* [Material to process]
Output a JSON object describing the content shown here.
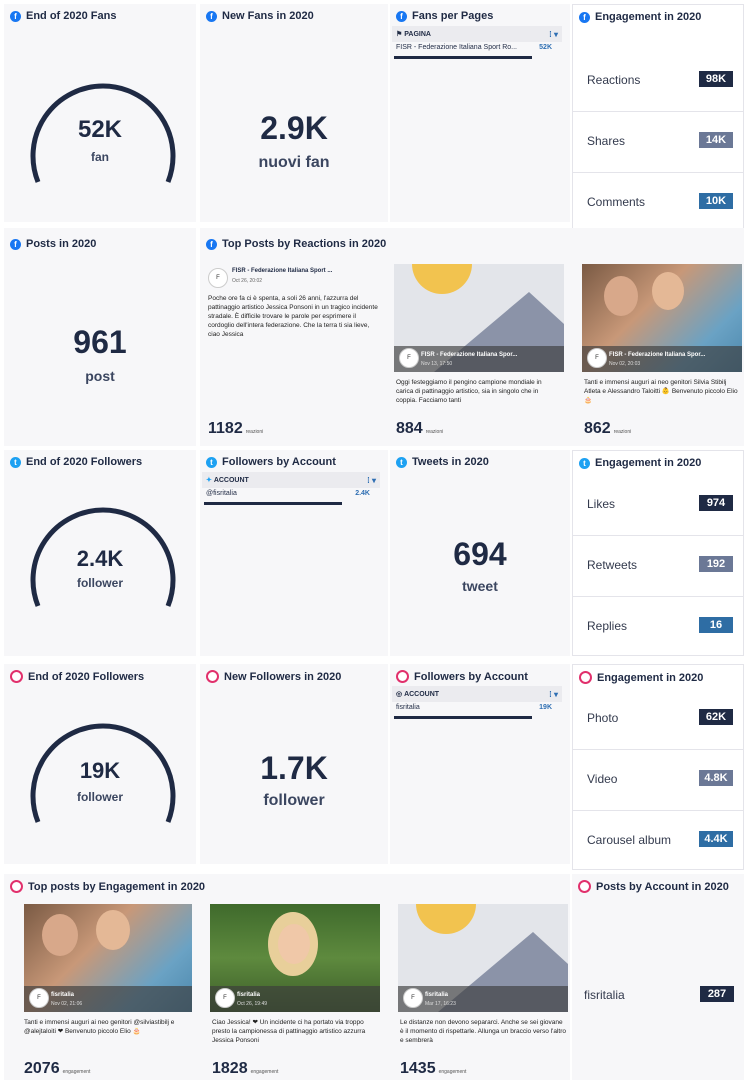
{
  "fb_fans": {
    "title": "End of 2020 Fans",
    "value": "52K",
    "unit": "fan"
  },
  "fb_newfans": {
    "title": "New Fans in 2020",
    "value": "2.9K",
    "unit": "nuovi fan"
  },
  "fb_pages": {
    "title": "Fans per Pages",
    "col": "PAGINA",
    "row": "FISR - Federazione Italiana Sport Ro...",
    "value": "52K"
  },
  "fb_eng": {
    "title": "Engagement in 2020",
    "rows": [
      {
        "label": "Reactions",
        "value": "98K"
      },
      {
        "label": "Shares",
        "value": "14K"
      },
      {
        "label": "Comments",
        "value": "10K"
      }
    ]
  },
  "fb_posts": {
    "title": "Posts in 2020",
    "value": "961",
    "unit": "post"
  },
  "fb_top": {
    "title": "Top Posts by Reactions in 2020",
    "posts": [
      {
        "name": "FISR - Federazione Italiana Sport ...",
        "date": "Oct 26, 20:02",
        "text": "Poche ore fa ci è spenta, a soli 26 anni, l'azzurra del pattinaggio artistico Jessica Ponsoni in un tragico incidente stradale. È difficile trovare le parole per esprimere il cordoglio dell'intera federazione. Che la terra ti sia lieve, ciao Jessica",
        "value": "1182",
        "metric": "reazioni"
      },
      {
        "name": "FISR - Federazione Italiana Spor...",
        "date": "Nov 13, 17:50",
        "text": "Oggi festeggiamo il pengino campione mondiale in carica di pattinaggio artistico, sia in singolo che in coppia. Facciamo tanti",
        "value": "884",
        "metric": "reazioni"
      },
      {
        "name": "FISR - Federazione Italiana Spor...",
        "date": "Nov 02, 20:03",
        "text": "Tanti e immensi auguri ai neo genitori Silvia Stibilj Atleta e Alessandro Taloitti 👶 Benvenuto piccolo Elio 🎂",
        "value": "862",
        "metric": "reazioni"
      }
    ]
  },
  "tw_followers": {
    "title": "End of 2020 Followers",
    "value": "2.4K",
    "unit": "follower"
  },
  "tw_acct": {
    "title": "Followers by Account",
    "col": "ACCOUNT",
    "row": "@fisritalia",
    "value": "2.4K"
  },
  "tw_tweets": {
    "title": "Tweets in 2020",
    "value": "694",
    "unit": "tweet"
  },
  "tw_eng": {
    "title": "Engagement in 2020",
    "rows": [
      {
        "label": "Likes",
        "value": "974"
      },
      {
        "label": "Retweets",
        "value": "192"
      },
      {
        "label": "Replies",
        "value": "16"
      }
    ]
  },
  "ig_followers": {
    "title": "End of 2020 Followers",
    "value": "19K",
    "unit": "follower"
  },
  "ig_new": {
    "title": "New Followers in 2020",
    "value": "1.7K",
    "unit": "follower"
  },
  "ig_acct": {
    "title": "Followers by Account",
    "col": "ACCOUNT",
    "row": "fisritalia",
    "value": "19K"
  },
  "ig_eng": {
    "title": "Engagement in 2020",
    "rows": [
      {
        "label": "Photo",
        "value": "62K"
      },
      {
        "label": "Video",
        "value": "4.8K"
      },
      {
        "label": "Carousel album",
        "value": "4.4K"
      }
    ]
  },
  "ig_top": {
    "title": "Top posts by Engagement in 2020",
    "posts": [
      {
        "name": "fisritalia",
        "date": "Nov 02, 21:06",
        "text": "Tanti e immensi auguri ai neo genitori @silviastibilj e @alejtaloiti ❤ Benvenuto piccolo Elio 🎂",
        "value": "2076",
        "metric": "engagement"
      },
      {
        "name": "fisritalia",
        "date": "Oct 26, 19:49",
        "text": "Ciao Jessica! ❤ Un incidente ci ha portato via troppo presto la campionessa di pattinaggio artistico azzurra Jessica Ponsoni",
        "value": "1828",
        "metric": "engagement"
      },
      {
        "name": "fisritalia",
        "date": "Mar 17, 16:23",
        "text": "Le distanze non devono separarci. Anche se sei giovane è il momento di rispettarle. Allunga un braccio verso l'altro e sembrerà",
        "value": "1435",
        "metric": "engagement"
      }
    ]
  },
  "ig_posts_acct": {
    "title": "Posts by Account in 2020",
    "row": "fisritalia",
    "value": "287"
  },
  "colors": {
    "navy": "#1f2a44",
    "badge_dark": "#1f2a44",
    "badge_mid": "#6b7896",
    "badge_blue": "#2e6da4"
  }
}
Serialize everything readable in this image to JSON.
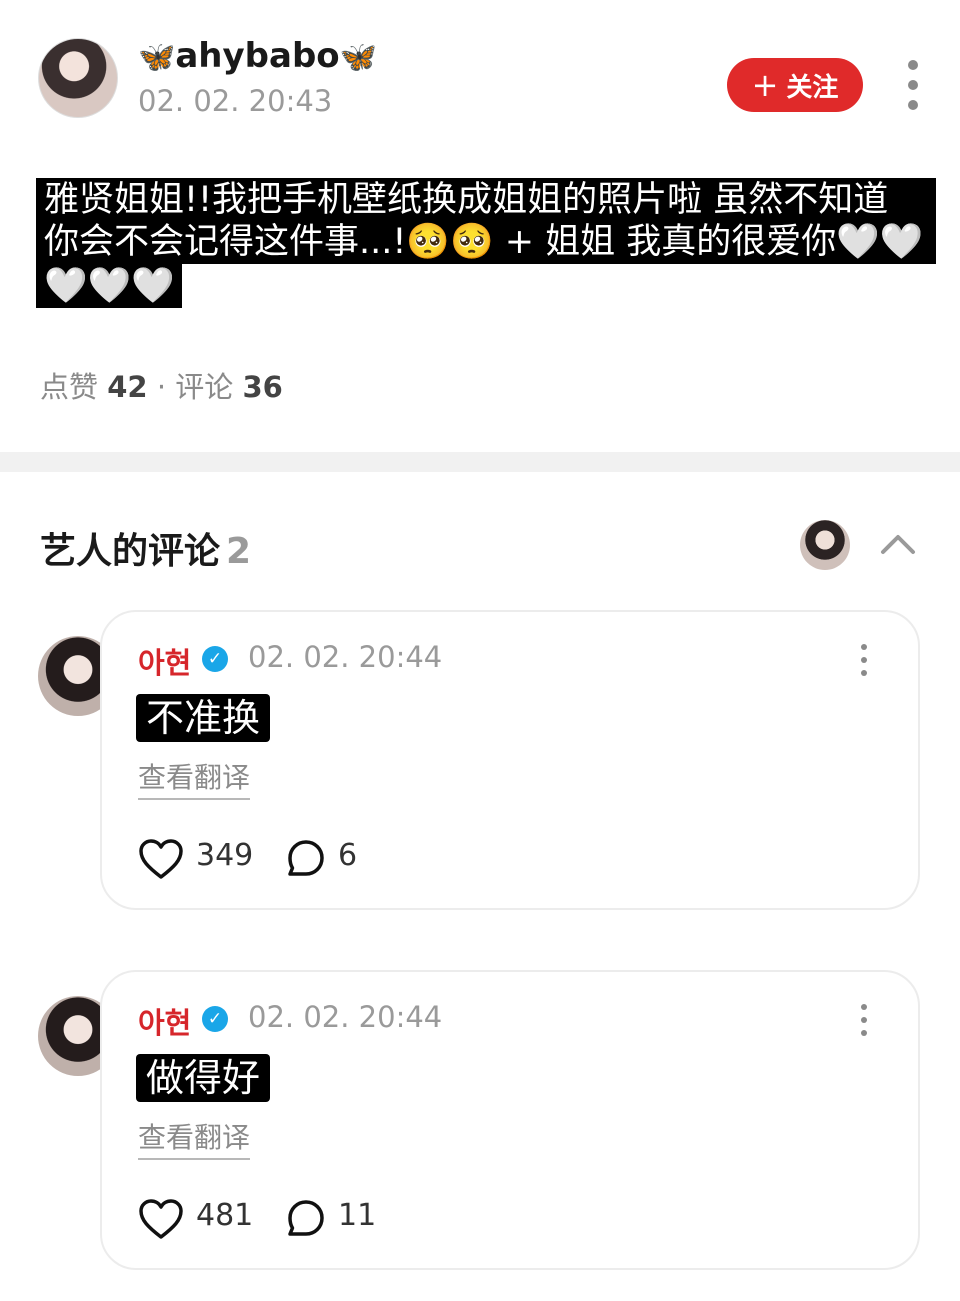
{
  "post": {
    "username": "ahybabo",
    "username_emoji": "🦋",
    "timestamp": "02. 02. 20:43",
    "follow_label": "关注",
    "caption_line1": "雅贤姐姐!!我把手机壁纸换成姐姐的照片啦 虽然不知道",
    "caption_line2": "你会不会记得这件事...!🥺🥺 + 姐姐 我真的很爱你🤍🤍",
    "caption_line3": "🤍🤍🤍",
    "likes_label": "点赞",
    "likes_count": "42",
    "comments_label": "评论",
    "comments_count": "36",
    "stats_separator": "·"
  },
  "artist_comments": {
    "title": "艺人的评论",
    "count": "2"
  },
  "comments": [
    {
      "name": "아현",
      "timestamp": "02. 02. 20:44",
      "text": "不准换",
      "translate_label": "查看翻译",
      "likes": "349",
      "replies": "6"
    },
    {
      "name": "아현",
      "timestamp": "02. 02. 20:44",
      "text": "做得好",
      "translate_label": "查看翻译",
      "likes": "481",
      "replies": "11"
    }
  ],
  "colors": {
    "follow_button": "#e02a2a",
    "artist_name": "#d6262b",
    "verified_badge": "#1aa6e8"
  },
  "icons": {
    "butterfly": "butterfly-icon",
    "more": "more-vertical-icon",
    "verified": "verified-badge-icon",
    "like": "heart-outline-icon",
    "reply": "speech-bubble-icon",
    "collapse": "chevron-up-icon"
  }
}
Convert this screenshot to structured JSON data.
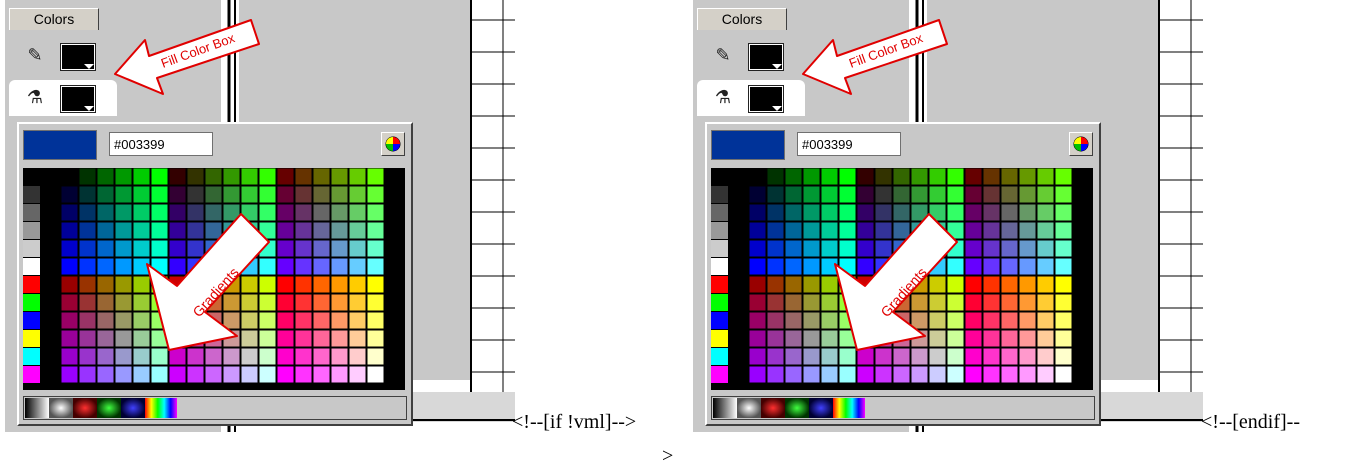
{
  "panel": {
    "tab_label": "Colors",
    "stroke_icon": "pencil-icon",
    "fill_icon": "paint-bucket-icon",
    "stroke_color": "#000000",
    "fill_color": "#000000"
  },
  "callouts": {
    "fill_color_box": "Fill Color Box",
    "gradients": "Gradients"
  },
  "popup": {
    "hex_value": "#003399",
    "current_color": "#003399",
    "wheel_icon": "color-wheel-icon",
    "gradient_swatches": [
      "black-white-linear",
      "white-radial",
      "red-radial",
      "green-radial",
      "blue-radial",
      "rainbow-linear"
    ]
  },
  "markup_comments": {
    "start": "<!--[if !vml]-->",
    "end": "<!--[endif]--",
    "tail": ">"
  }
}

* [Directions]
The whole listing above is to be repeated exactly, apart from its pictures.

* [Exercise response]
Output a JSON object describing the content shown here.
{
  "fb_fans": {
    "title": "End of 2020 Fans",
    "value": "52K",
    "unit": "fan"
  },
  "fb_newfans": {
    "title": "New Fans in 2020",
    "value": "2.9K",
    "unit": "nuovi fan"
  },
  "fb_pages": {
    "title": "Fans per Pages",
    "col": "PAGINA",
    "row": "FISR - Federazione Italiana Sport Ro...",
    "value": "52K"
  },
  "fb_eng": {
    "title": "Engagement in 2020",
    "rows": [
      {
        "label": "Reactions",
        "value": "98K"
      },
      {
        "label": "Shares",
        "value": "14K"
      },
      {
        "label": "Comments",
        "value": "10K"
      }
    ]
  },
  "fb_posts": {
    "title": "Posts in 2020",
    "value": "961",
    "unit": "post"
  },
  "fb_top": {
    "title": "Top Posts by Reactions in 2020",
    "posts": [
      {
        "name": "FISR - Federazione Italiana Sport ...",
        "date": "Oct 26, 20:02",
        "text": "Poche ore fa ci è spenta, a soli 26 anni, l'azzurra del pattinaggio artistico Jessica Ponsoni in un tragico incidente stradale. È difficile trovare le parole per esprimere il cordoglio dell'intera federazione. Che la terra ti sia lieve, ciao Jessica",
        "value": "1182",
        "metric": "reazioni"
      },
      {
        "name": "FISR - Federazione Italiana Spor...",
        "date": "Nov 13, 17:50",
        "text": "Oggi festeggiamo il pengino campione mondiale in carica di pattinaggio artistico, sia in singolo che in coppia. Facciamo tanti",
        "value": "884",
        "metric": "reazioni"
      },
      {
        "name": "FISR - Federazione Italiana Spor...",
        "date": "Nov 02, 20:03",
        "text": "Tanti e immensi auguri ai neo genitori Silvia Stibilj Atleta e Alessandro Taloitti 👶 Benvenuto piccolo Elio 🎂",
        "value": "862",
        "metric": "reazioni"
      }
    ]
  },
  "tw_followers": {
    "title": "End of 2020 Followers",
    "value": "2.4K",
    "unit": "follower"
  },
  "tw_acct": {
    "title": "Followers by Account",
    "col": "ACCOUNT",
    "row": "@fisritalia",
    "value": "2.4K"
  },
  "tw_tweets": {
    "title": "Tweets in 2020",
    "value": "694",
    "unit": "tweet"
  },
  "tw_eng": {
    "title": "Engagement in 2020",
    "rows": [
      {
        "label": "Likes",
        "value": "974"
      },
      {
        "label": "Retweets",
        "value": "192"
      },
      {
        "label": "Replies",
        "value": "16"
      }
    ]
  },
  "ig_followers": {
    "title": "End of 2020 Followers",
    "value": "19K",
    "unit": "follower"
  },
  "ig_new": {
    "title": "New Followers in 2020",
    "value": "1.7K",
    "unit": "follower"
  },
  "ig_acct": {
    "title": "Followers by Account",
    "col": "ACCOUNT",
    "row": "fisritalia",
    "value": "19K"
  },
  "ig_eng": {
    "title": "Engagement in 2020",
    "rows": [
      {
        "label": "Photo",
        "value": "62K"
      },
      {
        "label": "Video",
        "value": "4.8K"
      },
      {
        "label": "Carousel album",
        "value": "4.4K"
      }
    ]
  },
  "ig_top": {
    "title": "Top posts by Engagement in 2020",
    "posts": [
      {
        "name": "fisritalia",
        "date": "Nov 02, 21:06",
        "text": "Tanti e immensi auguri ai neo genitori @silviastibilj e @alejtaloiti ❤ Benvenuto piccolo Elio 🎂",
        "value": "2076",
        "metric": "engagement"
      },
      {
        "name": "fisritalia",
        "date": "Oct 26, 19:49",
        "text": "Ciao Jessica! ❤ Un incidente ci ha portato via troppo presto la campionessa di pattinaggio artistico azzurra Jessica Ponsoni",
        "value": "1828",
        "metric": "engagement"
      },
      {
        "name": "fisritalia",
        "date": "Mar 17, 16:23",
        "text": "Le distanze non devono separarci. Anche se sei giovane è il momento di rispettarle. Allunga un braccio verso l'altro e sembrerà",
        "value": "1435",
        "metric": "engagement"
      }
    ]
  },
  "ig_posts_acct": {
    "title": "Posts by Account in 2020",
    "row": "fisritalia",
    "value": "287"
  },
  "colors": {
    "navy": "#1f2a44",
    "badge_dark": "#1f2a44",
    "badge_mid": "#6b7896",
    "badge_blue": "#2e6da4"
  }
}
Serialize everything readable in this image to JSON.
{
  "post": {
    "username": "ahybabo",
    "username_emoji": "🦋",
    "timestamp": "02. 02. 20:43",
    "follow_label": "关注",
    "caption_line1": "雅贤姐姐!!我把手机壁纸换成姐姐的照片啦 虽然不知道",
    "caption_line2": "你会不会记得这件事...!🥺🥺 + 姐姐 我真的很爱你🤍🤍",
    "caption_line3": "🤍🤍🤍",
    "likes_label": "点赞",
    "likes_count": "42",
    "comments_label": "评论",
    "comments_count": "36",
    "stats_separator": "·"
  },
  "artist_comments": {
    "title": "艺人的评论",
    "count": "2"
  },
  "comments": [
    {
      "name": "아현",
      "timestamp": "02. 02. 20:44",
      "text": "不准换",
      "translate_label": "查看翻译",
      "likes": "349",
      "replies": "6"
    },
    {
      "name": "아현",
      "timestamp": "02. 02. 20:44",
      "text": "做得好",
      "translate_label": "查看翻译",
      "likes": "481",
      "replies": "11"
    }
  ],
  "colors": {
    "follow_button": "#e02a2a",
    "artist_name": "#d6262b",
    "verified_badge": "#1aa6e8"
  },
  "icons": {
    "butterfly": "butterfly-icon",
    "more": "more-vertical-icon",
    "verified": "verified-badge-icon",
    "like": "heart-outline-icon",
    "reply": "speech-bubble-icon",
    "collapse": "chevron-up-icon"
  }
}
Convert this screenshot to structured JSON data.
{
  "panel": {
    "tab_label": "Colors",
    "stroke_icon": "pencil-icon",
    "fill_icon": "paint-bucket-icon",
    "stroke_color": "#000000",
    "fill_color": "#000000"
  },
  "callouts": {
    "fill_color_box": "Fill Color Box",
    "gradients": "Gradients"
  },
  "popup": {
    "hex_value": "#003399",
    "current_color": "#003399",
    "wheel_icon": "color-wheel-icon",
    "gradient_swatches": [
      "black-white-linear",
      "white-radial",
      "red-radial",
      "green-radial",
      "blue-radial",
      "rainbow-linear"
    ]
  },
  "markup_comments": {
    "start": "<!--[if !vml]-->",
    "end": "<!--[endif]--",
    "tail": ">"
  }
}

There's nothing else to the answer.